The village doesn't roll up its sidewalks at dusk. The Lincoln County Theater presents live drama and musical performances. The library sponsors frequent classic movies.

Probably the most fun is October's annual Pumpkinfest, which is three days of parades, feasts, contests and zany activities involving that quintessential fall icon. Twenty or so pumpkins (more than 300 pounds) carved, painted and decorated by artists are displayed along Main Street and lighted at night. Other equally large pumpkins are carved into boats and raced by paddle- or engine-power in the harbor.

Amid all the activity, take time to stroll across the bridge a block to Newcastle's Glidden Street. Here you'll see impeccably maintained 19th century homes shaded by tall maples aglow in fall's glorious reds, oranges and yellows. After this glimpse of classic New England autumn, head back downtown for chowder, hot mulled cider or a frosty brew.

Making your way

The winding passage north up the quiet Damariscotta River makes a pleasant 14-mile cruise, with deep water and several tempting coves for peaceful anchoring. You need to follow the markers and be wary of strong currents in The Narrows off Fort Point.
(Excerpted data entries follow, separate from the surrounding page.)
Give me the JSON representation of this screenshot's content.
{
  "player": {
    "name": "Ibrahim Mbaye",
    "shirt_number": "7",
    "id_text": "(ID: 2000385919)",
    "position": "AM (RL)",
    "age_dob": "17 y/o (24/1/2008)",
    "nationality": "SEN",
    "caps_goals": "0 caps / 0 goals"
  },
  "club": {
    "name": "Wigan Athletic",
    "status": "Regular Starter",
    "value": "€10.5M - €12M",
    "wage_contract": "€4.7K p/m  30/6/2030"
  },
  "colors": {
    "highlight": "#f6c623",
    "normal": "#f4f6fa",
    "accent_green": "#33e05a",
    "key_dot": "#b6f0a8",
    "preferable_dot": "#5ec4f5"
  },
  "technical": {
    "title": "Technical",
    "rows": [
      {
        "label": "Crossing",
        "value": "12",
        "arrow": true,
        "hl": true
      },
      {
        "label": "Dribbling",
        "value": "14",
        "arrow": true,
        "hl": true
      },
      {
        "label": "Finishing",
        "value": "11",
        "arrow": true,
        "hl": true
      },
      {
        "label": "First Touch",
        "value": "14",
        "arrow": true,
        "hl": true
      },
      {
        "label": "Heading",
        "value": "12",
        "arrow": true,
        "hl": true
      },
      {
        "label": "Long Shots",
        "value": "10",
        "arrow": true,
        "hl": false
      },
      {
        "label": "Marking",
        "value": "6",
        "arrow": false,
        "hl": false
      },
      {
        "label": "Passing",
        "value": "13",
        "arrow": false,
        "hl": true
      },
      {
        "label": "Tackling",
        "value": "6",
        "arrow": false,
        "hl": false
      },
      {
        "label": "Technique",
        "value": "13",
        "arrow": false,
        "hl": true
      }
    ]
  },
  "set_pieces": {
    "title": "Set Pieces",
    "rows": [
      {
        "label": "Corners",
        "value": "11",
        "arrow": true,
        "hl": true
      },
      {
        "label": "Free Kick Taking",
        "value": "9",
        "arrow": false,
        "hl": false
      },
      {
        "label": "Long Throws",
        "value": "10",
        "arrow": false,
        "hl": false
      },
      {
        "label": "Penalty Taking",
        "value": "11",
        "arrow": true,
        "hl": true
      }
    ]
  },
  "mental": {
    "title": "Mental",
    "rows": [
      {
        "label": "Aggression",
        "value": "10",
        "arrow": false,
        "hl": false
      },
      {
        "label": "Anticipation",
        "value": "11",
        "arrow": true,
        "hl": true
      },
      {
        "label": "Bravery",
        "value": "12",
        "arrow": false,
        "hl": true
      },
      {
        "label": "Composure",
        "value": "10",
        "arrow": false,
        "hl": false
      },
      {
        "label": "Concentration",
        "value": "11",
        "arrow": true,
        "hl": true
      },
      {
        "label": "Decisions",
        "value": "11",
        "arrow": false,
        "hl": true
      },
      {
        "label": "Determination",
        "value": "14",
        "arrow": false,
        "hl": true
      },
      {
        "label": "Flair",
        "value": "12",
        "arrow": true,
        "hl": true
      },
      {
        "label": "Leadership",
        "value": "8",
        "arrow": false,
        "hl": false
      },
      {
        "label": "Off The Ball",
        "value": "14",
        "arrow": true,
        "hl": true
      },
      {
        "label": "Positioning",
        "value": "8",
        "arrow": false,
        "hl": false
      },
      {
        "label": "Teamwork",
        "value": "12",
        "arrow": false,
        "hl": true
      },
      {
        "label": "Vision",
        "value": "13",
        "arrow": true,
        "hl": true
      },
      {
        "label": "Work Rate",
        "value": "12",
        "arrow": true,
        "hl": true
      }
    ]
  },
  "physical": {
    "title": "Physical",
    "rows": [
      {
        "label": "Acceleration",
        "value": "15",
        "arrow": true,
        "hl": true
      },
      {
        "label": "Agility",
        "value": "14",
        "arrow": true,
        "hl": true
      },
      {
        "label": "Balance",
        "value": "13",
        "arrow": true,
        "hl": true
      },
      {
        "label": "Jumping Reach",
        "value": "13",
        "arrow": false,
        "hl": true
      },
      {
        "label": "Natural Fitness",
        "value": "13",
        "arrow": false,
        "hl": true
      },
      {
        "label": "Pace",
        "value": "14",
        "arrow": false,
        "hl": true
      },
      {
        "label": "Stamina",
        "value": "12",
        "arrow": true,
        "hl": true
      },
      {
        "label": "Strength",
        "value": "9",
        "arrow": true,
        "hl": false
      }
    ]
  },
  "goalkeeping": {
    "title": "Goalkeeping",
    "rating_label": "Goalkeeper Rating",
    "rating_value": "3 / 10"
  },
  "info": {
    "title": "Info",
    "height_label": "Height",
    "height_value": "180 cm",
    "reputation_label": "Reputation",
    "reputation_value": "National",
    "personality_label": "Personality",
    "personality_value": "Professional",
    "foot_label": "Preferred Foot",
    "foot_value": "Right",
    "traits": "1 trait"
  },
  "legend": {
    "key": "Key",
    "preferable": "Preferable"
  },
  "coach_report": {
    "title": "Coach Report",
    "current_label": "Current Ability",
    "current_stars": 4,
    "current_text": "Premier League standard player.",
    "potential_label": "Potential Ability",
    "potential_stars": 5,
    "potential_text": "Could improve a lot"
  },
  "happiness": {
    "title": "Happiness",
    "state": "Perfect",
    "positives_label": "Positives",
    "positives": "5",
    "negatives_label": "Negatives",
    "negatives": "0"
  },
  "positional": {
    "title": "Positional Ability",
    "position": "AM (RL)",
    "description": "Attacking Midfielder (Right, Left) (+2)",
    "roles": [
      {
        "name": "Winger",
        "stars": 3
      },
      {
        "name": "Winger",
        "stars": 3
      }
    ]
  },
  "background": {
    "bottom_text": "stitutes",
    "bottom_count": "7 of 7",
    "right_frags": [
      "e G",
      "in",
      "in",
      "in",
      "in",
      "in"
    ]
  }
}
At the head of navigation (the fixed Route 1B highway bridge) the 'twin villages' of Damariscotta and Newcastle face each other across the river.

You can pick up a vacant mooring between Green Can No. 23 and Red Nun No. 24 at no charge off Riverside Boat Co., which offers full repairs to wooden boats. You can dinghy the half-mile to the Damariscotta town dinghy dock. Boatyard owner Paul Bryant, who is also the Damariscotta/Newcastle harbormaster, can direct you to a vacant mooring nearer downtown. Damariscotta and Newcastle both recently passed an ordinance prohibiting anchoring upstream of Green Can No. 23.

Schooner Landing Restaurant and Marina, (207) 563-7447, right downtown, has free short-term dockage for diners and overnight dockage for $2 to 4 a foot per night. Depths are around 7 feet. The tide floods east to west through the marina and stronger river currents sweep under the bridge. Don't let the tide catch you while docking. Water and electricity are available at the marina, as are restrooms during business hours. Repairs can be arranged. Rafting is common along the riverside face dock.

Trash receptacles are in the town boat ramp and dinghy dock. Waltz's Pharmacy has public restrooms. Fuel, propane and ice are available at Colby and Gale service station on Main Street.

NOAA chart No. 13293, (The Damariscotta, Sheepscot and Kennebec Rivers, South Bristol Harbor and Christmas Cove), covers the area.

This article originally appeared in the November 2010 issue.